Although the area around Polzeath is a little out of the way compared to larger destinations like Newquay, there are certainly some options. Cornish Coasteering mentioned above is also a major provider of coasteering opportunities in the Polzeath area, and is worth looking into. Cornish Coasteering is in fact based on a farm called Dinham Farm close to the nearby town of Wadebridge, just a short drive away from Polzeath.
Coasteering Cornwall In Mullion
Finally, the Mullion area of the Lizard Peninsula is also a hotspot for daredevils looking to have some adventurous fun by the coast. It is home to the Kynance Cove, which has sometimes been described as one of Cornwall’s busiest destinations. As a coasteerer, you can see it from an entirely different perspective by climbing its many rock stacks, swimming wild in it its beautiful sea, and more.

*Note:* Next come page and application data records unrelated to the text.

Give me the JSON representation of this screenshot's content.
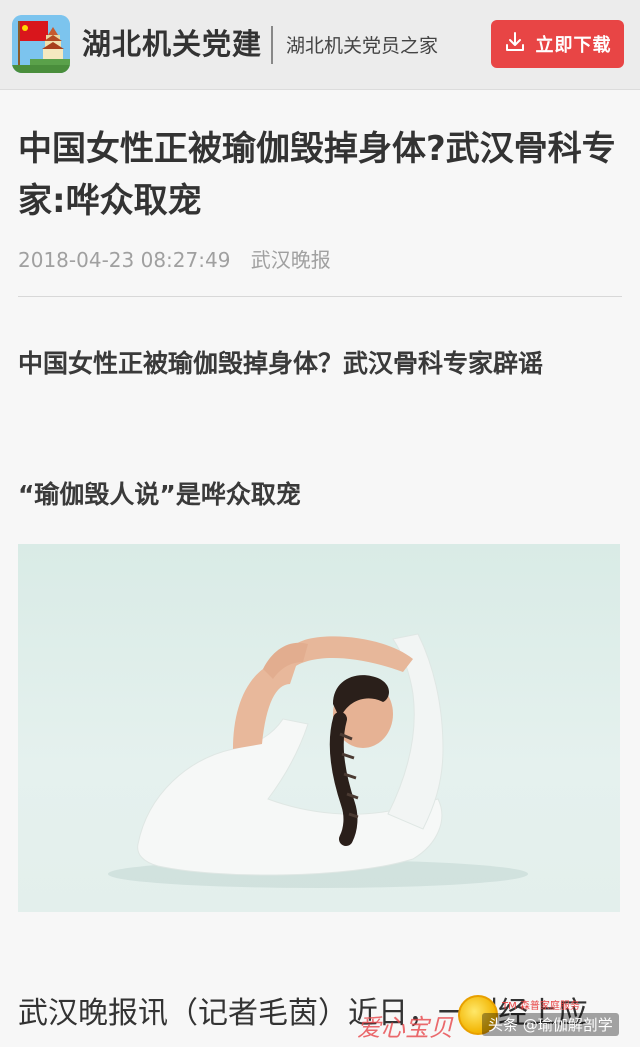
{
  "header": {
    "app_name": "湖北机关党建",
    "slogan": "湖北机关党员之家",
    "download_label": "立即下载",
    "accent_color": "#e84545"
  },
  "article": {
    "title": "中国女性正被瑜伽毁掉身体?武汉骨科专家:哗众取宠",
    "date": "2018-04-23 08:27:49",
    "source": "武汉晚报",
    "subheads": [
      "中国女性正被瑜伽毁掉身体？武汉骨科专家辟谣",
      "“瑜伽毁人说”是哗众取宠"
    ],
    "lead_text": "武汉晚报讯（记者毛茵）近日，一则经上应"
  },
  "watermarks": {
    "brand_cursive": "爱心宝贝",
    "trademark": "TM 森普家庭服务",
    "handle": "头条 @瑜伽解剖学"
  }
}
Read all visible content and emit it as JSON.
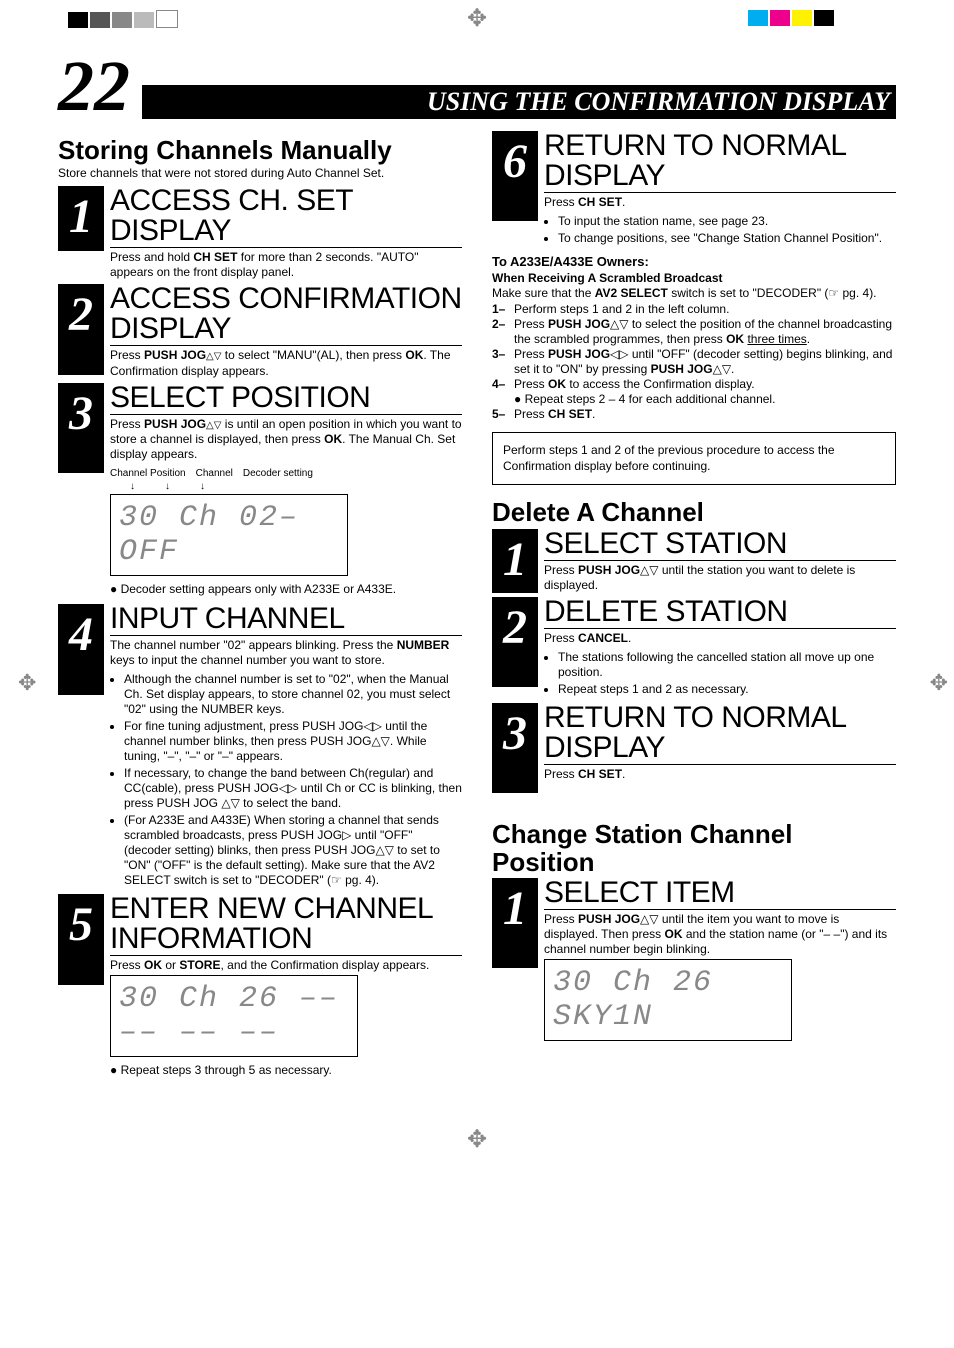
{
  "page_number": "22",
  "section_bar": "USING THE CONFIRMATION DISPLAY",
  "left": {
    "main_heading": "Storing Channels Manually",
    "intro": "Store channels that were not stored during Auto Channel Set.",
    "s1": {
      "num": "1",
      "title": "ACCESS CH. SET DISPLAY",
      "text_a": "Press and hold ",
      "text_b": "CH SET",
      "text_c": " for more than 2 seconds. \"AUTO\" appears on the front display panel."
    },
    "s2": {
      "num": "2",
      "title": "ACCESS CONFIRMATION DISPLAY",
      "text_a": "Press ",
      "text_b": "PUSH JOG",
      "text_c": " to select \"MANU\"(AL), then press ",
      "text_d": "OK",
      "text_e": ". The Confirmation display appears."
    },
    "s3": {
      "num": "3",
      "title": "SELECT POSITION",
      "text_a": "Press ",
      "text_b": "PUSH JOG",
      "text_c": " is until an open position in which you want to store a channel is displayed, then press ",
      "text_d": "OK",
      "text_e": ". The Manual Ch. Set display appears.",
      "labels": {
        "cp": "Channel Position",
        "ch": "Channel",
        "ds": "Decoder setting"
      },
      "display": "30 Ch 02– OFF",
      "note": "Decoder setting appears only with A233E or A433E."
    },
    "s4": {
      "num": "4",
      "title": "INPUT CHANNEL",
      "intro_a": "The channel number \"02\" appears blinking. Press the ",
      "intro_b": "NUMBER",
      "intro_c": " keys to input the channel number you want to store.",
      "b1": "Although the channel number is set to \"02\", when the Manual Ch. Set display appears, to store channel 02, you must select \"02\" using the NUMBER keys.",
      "b2": "For fine tuning adjustment, press PUSH JOG◁▷ until the channel number blinks, then press PUSH JOG△▽. While tuning, \"–\", \"–\" or \"–\" appears.",
      "b3": "If necessary, to change the band between Ch(regular) and CC(cable), press PUSH JOG◁▷ until Ch or CC is blinking, then press PUSH JOG △▽ to select the band.",
      "b4": "(For A233E and A433E) When storing a channel that sends scrambled broadcasts, press PUSH JOG▷ until \"OFF\" (decoder setting) blinks, then press PUSH JOG△▽ to set to \"ON\" (\"OFF\" is the default setting). Make sure that the AV2 SELECT switch is set to \"DECODER\" (☞ pg. 4)."
    },
    "s5": {
      "num": "5",
      "title": "ENTER NEW CHANNEL INFORMATION",
      "text_a": "Press ",
      "text_b": "OK",
      "text_c": " or ",
      "text_d": "STORE",
      "text_e": ", and the Confirmation display appears.",
      "display": "30 Ch 26 –– –– –– ––",
      "note": "Repeat steps 3 through 5 as necessary."
    }
  },
  "right": {
    "s6": {
      "num": "6",
      "title": "RETURN TO NORMAL DISPLAY",
      "text_a": "Press ",
      "text_b": "CH SET",
      "text_c": ".",
      "b1": "To input the station name, see page 23.",
      "b2": "To change positions, see \"Change Station Channel Position\"."
    },
    "owners_heading": "To A233E/A433E Owners:",
    "owners_sub": "When Receiving A Scrambled Broadcast",
    "owners_intro_a": "Make sure that the ",
    "owners_intro_b": "AV2 SELECT",
    "owners_intro_c": " switch is set to \"DECODER\" (☞ pg. 4).",
    "n1": {
      "n": "1–",
      "t": "Perform steps 1 and 2 in the left column."
    },
    "n2": {
      "n": "2–",
      "t_a": "Press ",
      "t_b": "PUSH JOG",
      "t_c": "△▽ to select the position of the channel broadcasting the scrambled programmes, then press ",
      "t_d": "OK",
      "t_e": " three times.",
      "ul": "three times"
    },
    "n3": {
      "n": "3–",
      "t_a": "Press ",
      "t_b": "PUSH JOG",
      "t_c": "◁▷ until \"OFF\" (decoder setting) begins blinking, and set it to \"ON\" by pressing ",
      "t_d": "PUSH JOG",
      "t_e": "△▽."
    },
    "n4": {
      "n": "4–",
      "t_a": "Press ",
      "t_b": "OK",
      "t_c": " to access the Confirmation display.",
      "sub": "Repeat steps 2 – 4 for each additional channel."
    },
    "n5": {
      "n": "5–",
      "t_a": "Press ",
      "t_b": "CH SET",
      "t_c": "."
    },
    "info_box": "Perform steps 1 and 2 of the previous procedure to access the Confirmation display before continuing.",
    "del_heading": "Delete A Channel",
    "d1": {
      "num": "1",
      "title": "SELECT STATION",
      "text_a": "Press ",
      "text_b": "PUSH JOG",
      "text_c": "△▽ until the station you want to delete is displayed."
    },
    "d2": {
      "num": "2",
      "title": "DELETE STATION",
      "text_a": "Press ",
      "text_b": "CANCEL",
      "text_c": ".",
      "b1": "The stations following the cancelled station all move up one position.",
      "b2": "Repeat steps 1 and 2 as necessary."
    },
    "d3": {
      "num": "3",
      "title": "RETURN TO NORMAL DISPLAY",
      "text_a": "Press ",
      "text_b": "CH SET",
      "text_c": "."
    },
    "change_heading": "Change Station Channel Position",
    "c1": {
      "num": "1",
      "title": "SELECT ITEM",
      "text_a": "Press ",
      "text_b": "PUSH JOG",
      "text_c": "△▽ until the item you want to move is displayed. Then press ",
      "text_d": "OK",
      "text_e": " and the station name (or \"– –\") and its channel number begin blinking.",
      "display": "30 Ch 26 SKY1N"
    }
  }
}
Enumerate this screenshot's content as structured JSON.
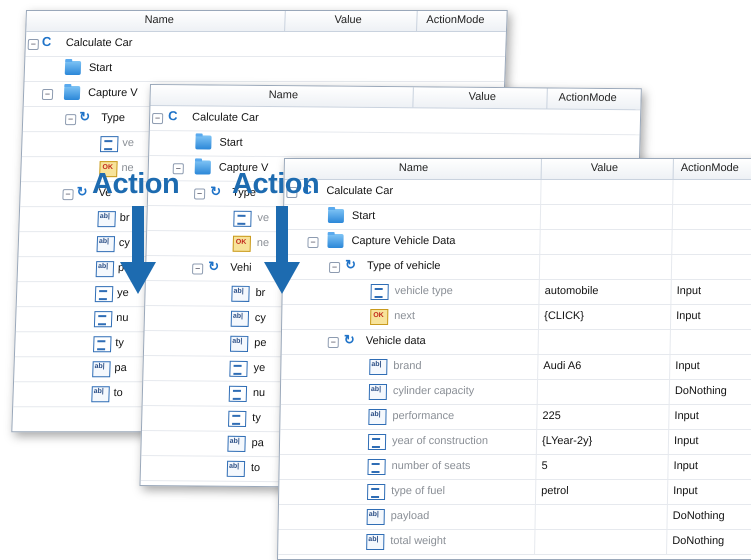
{
  "columns": {
    "name": "Name",
    "value": "Value",
    "mode": "ActionMode"
  },
  "back_panel": {
    "rows": [
      "Calculate Car",
      "Start",
      "Capture V",
      "Type",
      "ve",
      "ne",
      "Ve",
      "br",
      "cy",
      "pe",
      "ye",
      "nu",
      "ty",
      "pa",
      "to"
    ]
  },
  "middle_panel": {
    "rows": [
      "Calculate Car",
      "Start",
      "Capture V",
      "Type",
      "ve",
      "ne",
      "Vehi",
      "br",
      "cy",
      "pe",
      "ye",
      "nu",
      "ty",
      "pa",
      "to"
    ]
  },
  "front_panel": {
    "root": "Calculate Car",
    "start": "Start",
    "capture": "Capture Vehicle Data",
    "type_group": "Type of vehicle",
    "vehicle_type": {
      "label": "vehicle type",
      "value": "automobile",
      "mode": "Input"
    },
    "next": {
      "label": "next",
      "value": "{CLICK}",
      "mode": "Input"
    },
    "vehicle_group": "Vehicle data",
    "brand": {
      "label": "brand",
      "value": "Audi A6",
      "mode": "Input"
    },
    "cylinder": {
      "label": "cylinder capacity",
      "value": "",
      "mode": "DoNothing"
    },
    "performance": {
      "label": "performance",
      "value": "225",
      "mode": "Input"
    },
    "year": {
      "label": "year of construction",
      "value": "{LYear-2y}",
      "mode": "Input"
    },
    "seats": {
      "label": "number of seats",
      "value": "5",
      "mode": "Input"
    },
    "fuel": {
      "label": "type of fuel",
      "value": "petrol",
      "mode": "Input"
    },
    "payload": {
      "label": "payload",
      "value": "",
      "mode": "DoNothing"
    },
    "total_weight": {
      "label": "total weight",
      "value": "",
      "mode": "DoNothing"
    }
  },
  "overlay": {
    "action_left": "Action",
    "action_right": "Action"
  },
  "colors": {
    "accent": "#1d6bb0",
    "loop_icon": "#1f73c8"
  }
}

Sea kayaking is also a popular activity in the coasteering stable, and you can do that from a number of locations in this area such as Mullion Harbour. Paddle boarding is a popular choice for some coasteerers, too – and in the Mullion area it’s possible to do this in the areas around Cadgwith Cove or Hayle Harbour.
Finding a reputable provider who can help you make the most of your coasteering experience is also simple here. One recommended firm is Lizard Adventure, an organisation working in conjunction with the National Trust to bring the very best of Lizard coasteering to you. The firm offers a variety of choice for many of its coasteering disciplines. A paddle boarder can, for example, choose a longer cove-based route that lasts three hours or a shorter route Hayle Harbour trip if two hours is enough.
More providers to consider when coasteering Cornwall
With so much great terrain to explore, there’s a number of experienced and highly rated coasteering providers operating in the area.
You can search the location of all of these coasteering centres using the interactive map of West Cornwall below.